The Seattle Rep’s closing piece for this season was actually born from the overwhelming success of its 2013 production of The Hound of the Baskervilles. Apparently the cast, crew and audiences had such a great time with that show it was a no-brainer to bring back the famous British sleuth for another go. Rather than returning to Sir Arthur Conan Doyle’s canon, the Rep has turned to local actor and playwright R. Hamilton Wright to create an original Holmes story that has the detective immersed in a wild tale featuring some of his most famous antagonists as well as matching wits and skills with America’s very own Annie Oakley. The imaginative blend makes Sherlock Holmes and the American Problem a fun show for a Seattle spring evening.
The show reunites stage designer L.B. Morse and director Allison Narver who worked together on The Hound. The two pulled out all the stops for this one, building an eye-popping stage spectacle. Clever use of projected film and stage pieces moving up, down and sideways enable the mystery to quickly move from Holmes’ flat on Baker Street to a number of specific London locales. The production features a show stopping fight on a moving train that earned its own round of applause. Deb Trout is responsible for the gorgeous Victorian costumes.

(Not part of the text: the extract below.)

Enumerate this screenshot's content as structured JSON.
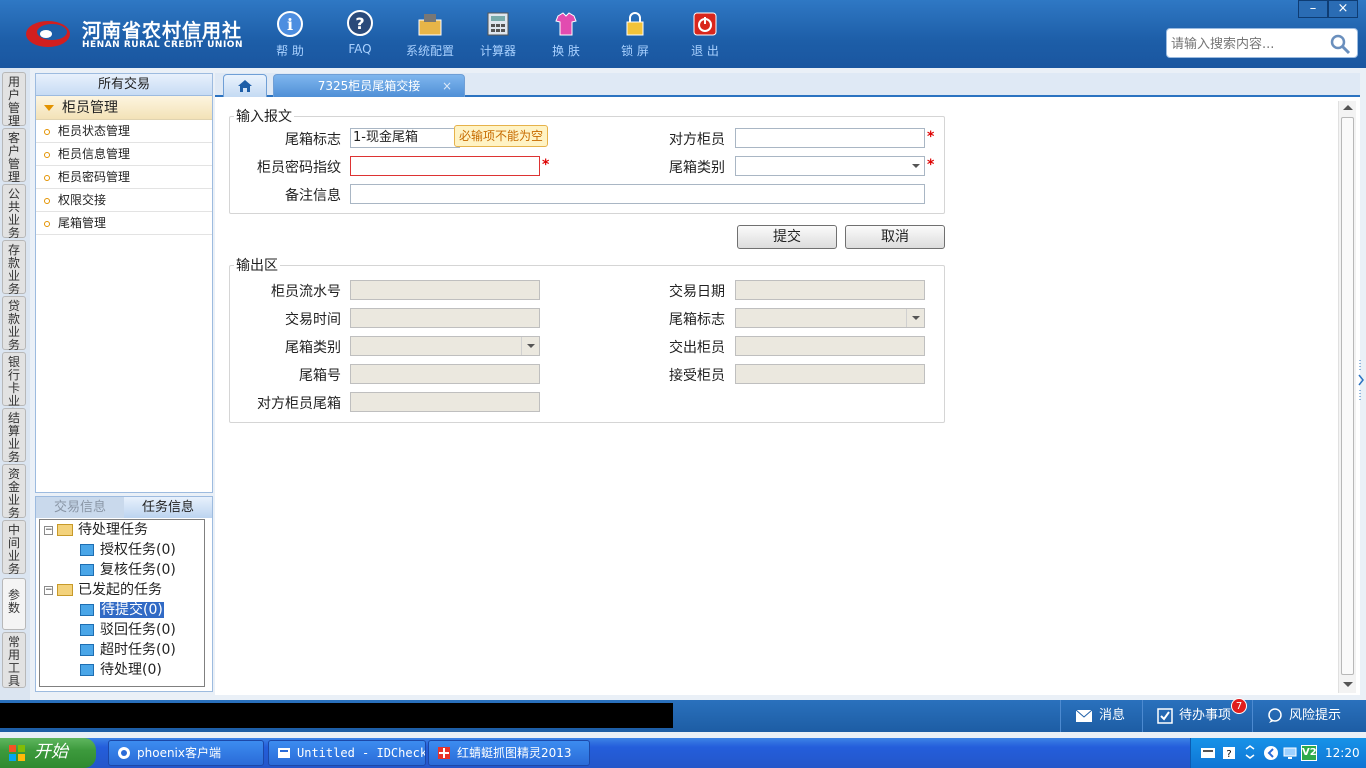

Unlike The Hound of the Baskervilles, this time around the plot’s setting remains in London. The city is filled with tourists, many of them Americans, to Holmes’ great displeasure. Everyone wants to partake in Queen Victoria’s Jubilee Celebration. The setup allows Wright to have some fun with the unique push and pull that exists between Americans and Brits who sometimes seem to share little beyond the same language. The uncomfortable coupling of the two cultures is the backbone of the mystery that develops during the course of the night.
Darragh Kennan and Andrew McGinn successfully reprise their roles as Holmes and Doctor Watson. By Act II the two had developed an engaging ease with their odd relationship, Holmes all jagged edges and Watson the quintessential good-natured Englishman. Kennan’s take on Holmes is particularly original; he seems like a tense Chihuahua as he darts through challenges from Irish thugs, British criminals and rowdy Americans, all of whom are never exactly what they first appear to be.
The plot has way too many surprises and twists and turns for me to ruin with spoilers, though I can point out that Hamilton inserts a subtle Seattle in-joke much to the delight of the opening night crowd. Suffice it so say that Sir Arthur Conan Doyle should be quite content that his iconic sleuth is in good hands in this new creation.
Sherlock Holmes and the American Problem runs through May 22 at the Seattle Repertory Theatre in the Seattle Center. For ticket information call 206-443-2222 or go to Seattlerep.org.